An institution may not be considered eligible for 24 months after it has withdrawn voluntarily from its accreditation or reaccreditation status under a show-cause or suspension order issued by an accrediting agency, unless that agency rescinds that order.

Footnote: 5    5 The New York State Board of Regents is a nationally recognized accrediting agency which has been approved by the Secretary under the provisions of 20 U.S.C. § 1099b.
Footnote: 6    6 It is of interest to note that the staff member of IPOS referenced above, testified that he was unaware of that approval requirement even though he has been employed at IPOS for over two years and that office is responsible for processing changes in accreditation.

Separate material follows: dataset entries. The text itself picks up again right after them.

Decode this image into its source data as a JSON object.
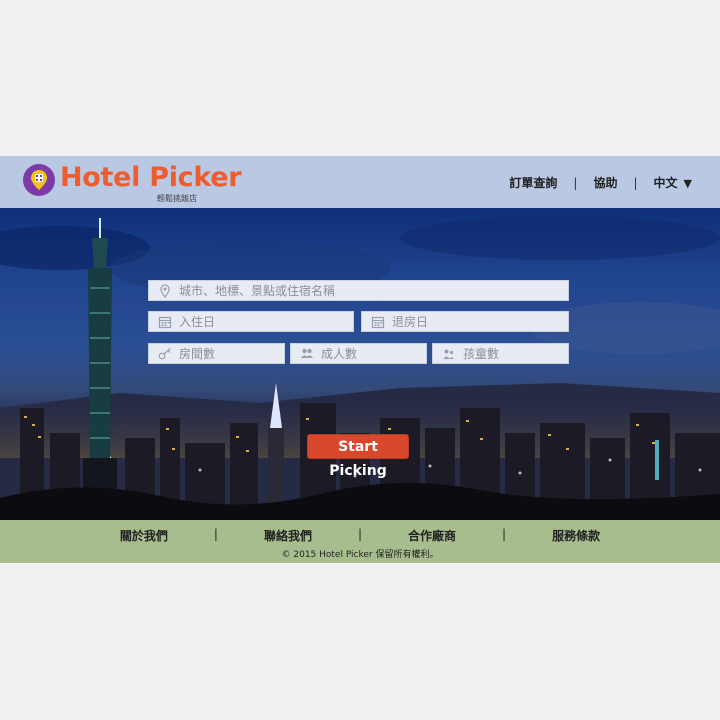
{
  "brand": {
    "name": "Hotel Picker",
    "tagline": "輕鬆挑飯店",
    "badge_color": "#7d3aa8",
    "name_color": "#ef5d2e"
  },
  "nav": {
    "items": [
      {
        "label": "訂單查詢"
      },
      {
        "label": "協助"
      },
      {
        "label": "中文"
      }
    ],
    "lang_caret": "▼"
  },
  "search": {
    "destination_placeholder": "城市、地標、景點或住宿名稱",
    "checkin_placeholder": "入住日",
    "checkout_placeholder": "退房日",
    "rooms_placeholder": "房間數",
    "adults_placeholder": "成人數",
    "children_placeholder": "孩童數",
    "submit_label": "Start Picking",
    "submit_color": "#d9482d"
  },
  "footer": {
    "links": [
      {
        "label": "關於我們"
      },
      {
        "label": "聯絡我們"
      },
      {
        "label": "合作廠商"
      },
      {
        "label": "服務條款"
      }
    ],
    "separator": "|",
    "copyright": "© 2015 Hotel Picker 保留所有權利。",
    "background": "#a8bd8e"
  }
}
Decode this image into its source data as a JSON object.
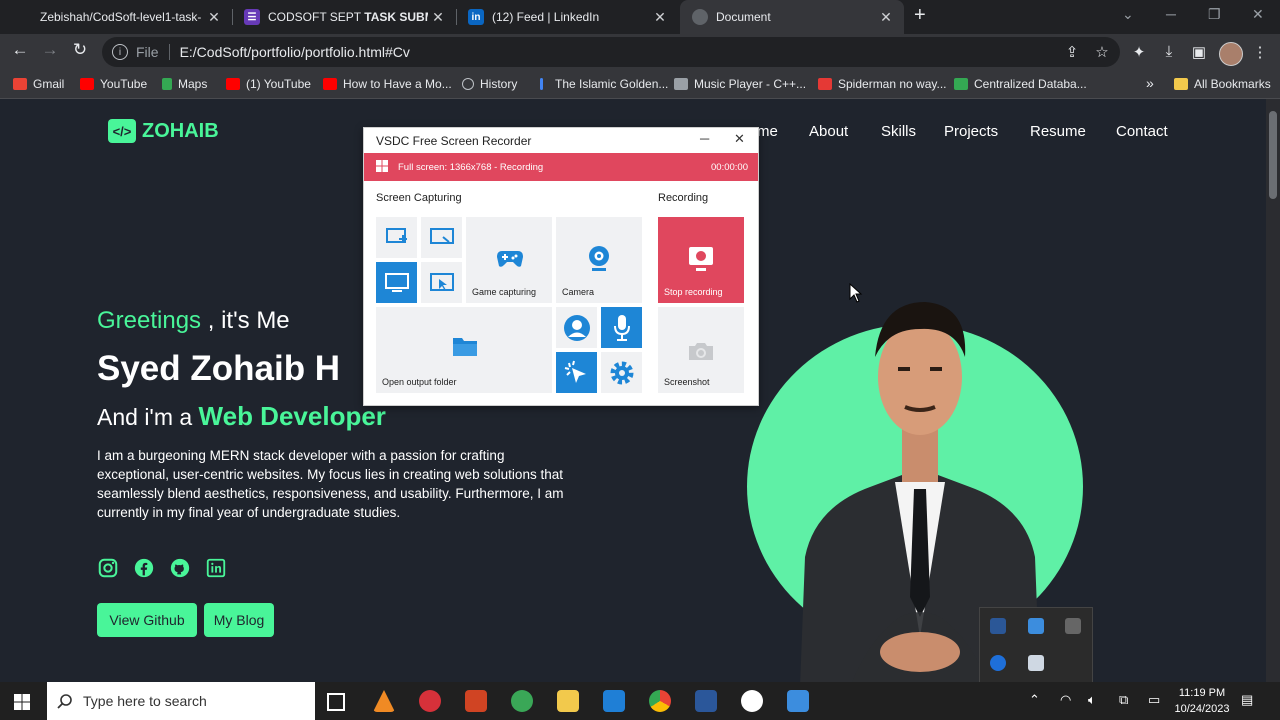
{
  "browser": {
    "tabs": [
      {
        "title": "Zebishah/CodSoft-level1-task-",
        "favicon_color": "#24292f"
      },
      {
        "title_prefix": "CODSOFT SEPT ",
        "title_bold": "TASK SUBMISSI",
        "favicon_color": "#673ab7"
      },
      {
        "title": "(12) Feed | LinkedIn",
        "favicon_color": "#0a66c2",
        "favicon_text": "in"
      },
      {
        "title": "Document",
        "favicon_color": "#5f6368",
        "active": true
      }
    ],
    "new_tab": "+",
    "address": {
      "scheme_label": "File",
      "url": "E:/CodSoft/portfolio/portfolio.html#Cv"
    },
    "bookmarks": [
      {
        "label": "Gmail",
        "color": "#ea4335"
      },
      {
        "label": "YouTube",
        "color": "#ff0000"
      },
      {
        "label": "Maps",
        "color": "#34a853"
      },
      {
        "label": "(1) YouTube",
        "color": "#ff0000"
      },
      {
        "label": "How to Have a Mo...",
        "color": "#ff0000"
      },
      {
        "label": "History",
        "color": "#bdc1c6"
      },
      {
        "label": "The Islamic Golden...",
        "color": "#4285f4"
      },
      {
        "label": "Music Player - C++...",
        "color": "#9aa0a6"
      },
      {
        "label": "Spiderman no way...",
        "color": "#e53935"
      },
      {
        "label": "Centralized Databa...",
        "color": "#34a853"
      }
    ],
    "bookmarks_more": "»",
    "all_bookmarks": "All Bookmarks"
  },
  "site": {
    "logo": "ZOHAIB",
    "nav": [
      "me",
      "About",
      "Skills",
      "Projects",
      "Resume",
      "Contact"
    ],
    "greeting_highlight": "Greetings",
    "greeting_rest": " , it's Me",
    "name": "Syed Zohaib H",
    "role_prefix": "And i'm a ",
    "role_highlight": "Web Developer",
    "description": "I am a burgeoning MERN stack developer with a passion for crafting exceptional, user-centric websites. My focus lies in creating web solutions that seamlessly blend aesthetics, responsiveness, and usability. Furthermore, I am currently in my final year of undergraduate studies.",
    "social": [
      "instagram-icon",
      "facebook-icon",
      "github-icon",
      "linkedin-icon"
    ],
    "buttons": {
      "github": "View Github",
      "blog": "My Blog"
    },
    "accent": "#49f599"
  },
  "recorder": {
    "title": "VSDC Free Screen Recorder",
    "status": "Full screen: 1366x768 - Recording",
    "time": "00:00:00",
    "section_capture": "Screen Capturing",
    "section_recording": "Recording",
    "game_capturing": "Game capturing",
    "camera": "Camera",
    "stop_recording": "Stop recording",
    "open_output": "Open output folder",
    "screenshot": "Screenshot",
    "accent": "#e0475e"
  },
  "taskbar": {
    "search_placeholder": "Type here to search",
    "time": "11:19 PM",
    "date": "10/24/2023"
  }
}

Footnote: 7    7 See, e.g., Continental Training Services, Inc. v. Cavazos, 893 F.2d 877 (7th Cir. 1990) (holding that an institution has a recognized property interest and, therefore, due process requirements are mandated whenever ED seeks to terminate the eligibility of that institution which has previously been deemed eligible in all other respects and has participated in the Title IV programs).
Footnote: 8    8 Clearly, where ED determines that an institution's withdrawal from accreditation status comes within the conduct for which Congress enacted 20 U.S.C. § 1099b(j)(3), enforcement of 34 C.F.R. § 600.11(c)(2) would be appropriate, if not required.